An urn with remains of Issac Trevino sits near the Gulf of Mexico waters where his ashes were scattered by his family. He wore the pink beanie during much of his hospital stay. Credit: Courtesy / Brenda Stahl

Connie Thigpen, nurse director at the Baptist Medical Center in downtown San Antonio, said Trevino’s actions, and that of others like him who register as organ donors, relieve their families of extra grief and stress that come following a loved one’s death. 

And “most of the time, family will honor their loved one’s wishes,” Thigpen said.

The most common way to register as an organ donor is when obtaining or renewing a driver’s license the way Trevino did. 

Texas residents also can register online at Donate Life Texas, one of three organ procurement organizations in the state, or when purchasing a hunting or fishing license, said Clarissa Thompson, a spokeswoman for the Texas Organ Sharing Alliance. Then let your family members know. 

“We always say share your ‘why’ with your family,” Thompson said. “When you do that, it helps expedite that process and can lift the burden off the family of having to say yes or no” to organ donation.

A visitor observes the Texas Organ Sharing Alliance’s Wall of Heroes, which honors the lives of organ donors. Credit: Scott Ball / San Antonio Report

The alliance’s surveys show that 9 in 10 people support donation, but when an individual has to make that decision for a loved one, they are less likely to give consent. 

One organ donor can save up to eight lives, and 75 people can have their quality of life improved significantly with donated tissue or corneas, according to the alliance. In the United States, about 110,000 men, women and children await lifesaving organ transplants and 20 people die each day while waiting.

More than half of the national waiting list is made up of individuals from ethnic groups with higher rates of diabetes and hypertension, diseases that damage the kidneys. Though organs aren’t matched by race or ethnicity, transplants usually are more successful if the donor and recipient have similar genetics. 

In Texas, the waiting list for organ transplants numbers 10,000, with 8,000 of those people in need of a new kidney. Alliance data shows about 40% of them are Hispanic.

While the pandemic has impacted many aspects of medicine and health care, it has not significantly affected organ donation, Thompson said.

Patients who are COVID-positive at death cannot be organ donors. But because the organ recovery site Center for Life opened at University Hospital in 2018, the organization has its own operating rooms, staff and equipment for organ recovery and is not solely reliant on local hospitals, which makes the organ procurement process more efficient, Thompson said.

San Antonio hospital systems help by contacting the organ procurement group whenever nurses and doctors believe their patient could serve as a potential donor or is a registered donor.

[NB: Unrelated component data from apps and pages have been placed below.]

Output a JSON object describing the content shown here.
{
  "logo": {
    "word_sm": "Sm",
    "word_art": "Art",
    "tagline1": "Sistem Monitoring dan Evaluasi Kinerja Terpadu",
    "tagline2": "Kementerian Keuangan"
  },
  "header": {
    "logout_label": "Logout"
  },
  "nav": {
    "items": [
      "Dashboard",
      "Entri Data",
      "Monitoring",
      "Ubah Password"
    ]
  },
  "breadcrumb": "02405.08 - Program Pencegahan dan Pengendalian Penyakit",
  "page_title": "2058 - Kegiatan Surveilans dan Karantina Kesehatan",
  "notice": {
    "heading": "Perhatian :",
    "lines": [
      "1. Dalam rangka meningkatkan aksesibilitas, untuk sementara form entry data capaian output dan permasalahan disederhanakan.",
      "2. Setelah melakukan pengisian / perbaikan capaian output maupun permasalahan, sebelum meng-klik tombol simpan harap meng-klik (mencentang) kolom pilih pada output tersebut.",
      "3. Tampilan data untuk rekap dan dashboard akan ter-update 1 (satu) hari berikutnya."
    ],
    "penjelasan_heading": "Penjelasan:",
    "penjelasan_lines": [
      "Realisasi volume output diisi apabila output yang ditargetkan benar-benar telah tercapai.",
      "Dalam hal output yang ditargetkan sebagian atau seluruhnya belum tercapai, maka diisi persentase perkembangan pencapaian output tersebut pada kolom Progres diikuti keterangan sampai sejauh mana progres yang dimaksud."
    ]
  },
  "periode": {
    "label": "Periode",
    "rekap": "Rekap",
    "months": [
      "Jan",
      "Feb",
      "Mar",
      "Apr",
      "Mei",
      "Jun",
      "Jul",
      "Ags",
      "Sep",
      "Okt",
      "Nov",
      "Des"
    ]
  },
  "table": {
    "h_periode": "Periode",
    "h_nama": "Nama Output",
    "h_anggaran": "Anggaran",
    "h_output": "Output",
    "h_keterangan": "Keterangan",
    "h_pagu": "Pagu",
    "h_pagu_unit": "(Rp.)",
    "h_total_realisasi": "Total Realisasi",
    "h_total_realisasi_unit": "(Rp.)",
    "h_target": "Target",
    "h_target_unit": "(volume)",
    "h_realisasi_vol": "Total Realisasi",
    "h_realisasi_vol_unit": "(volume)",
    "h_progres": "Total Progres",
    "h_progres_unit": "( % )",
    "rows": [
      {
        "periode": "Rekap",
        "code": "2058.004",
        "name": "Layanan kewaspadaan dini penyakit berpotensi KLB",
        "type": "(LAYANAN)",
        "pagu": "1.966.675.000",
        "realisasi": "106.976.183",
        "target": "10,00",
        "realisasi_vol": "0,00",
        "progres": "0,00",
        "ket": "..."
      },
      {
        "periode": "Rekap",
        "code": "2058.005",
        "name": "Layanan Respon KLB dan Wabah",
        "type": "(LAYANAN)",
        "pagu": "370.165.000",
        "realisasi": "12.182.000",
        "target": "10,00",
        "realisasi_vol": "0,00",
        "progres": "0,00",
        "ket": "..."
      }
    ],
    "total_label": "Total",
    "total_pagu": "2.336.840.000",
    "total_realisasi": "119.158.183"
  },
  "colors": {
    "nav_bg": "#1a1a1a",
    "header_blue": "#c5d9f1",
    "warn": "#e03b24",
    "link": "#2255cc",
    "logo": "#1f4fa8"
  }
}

Hospitals like Baptist also work to encourage donor registrations. 

“When you work [in the intensive care unit and the emergency department] like I have, you see so many bad things,” Thigpen said. 

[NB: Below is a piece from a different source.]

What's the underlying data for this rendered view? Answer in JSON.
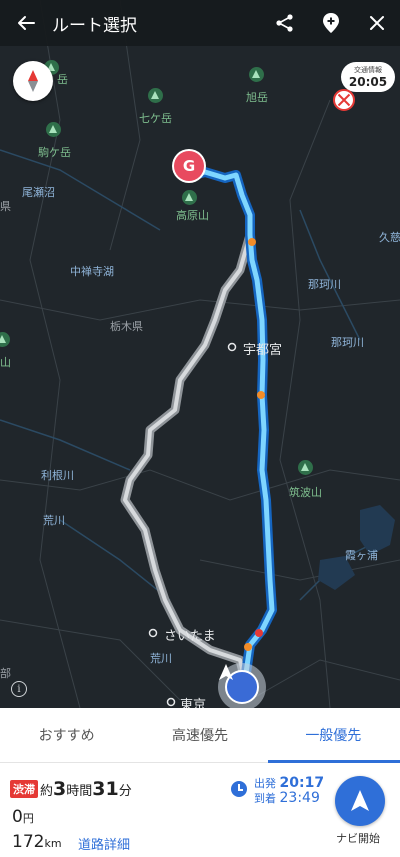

But knowing there is an opportunity to help someone else, she said, “that is definitely a key portion of healing, and your loved one is not ever gone because they’ve given life to another.”

Shari Biediger has been covering business and development for the San Antonio Report since 2017. A graduate of St. Mary’s University, she has worked in the corporate and nonprofit worlds in San Antonio...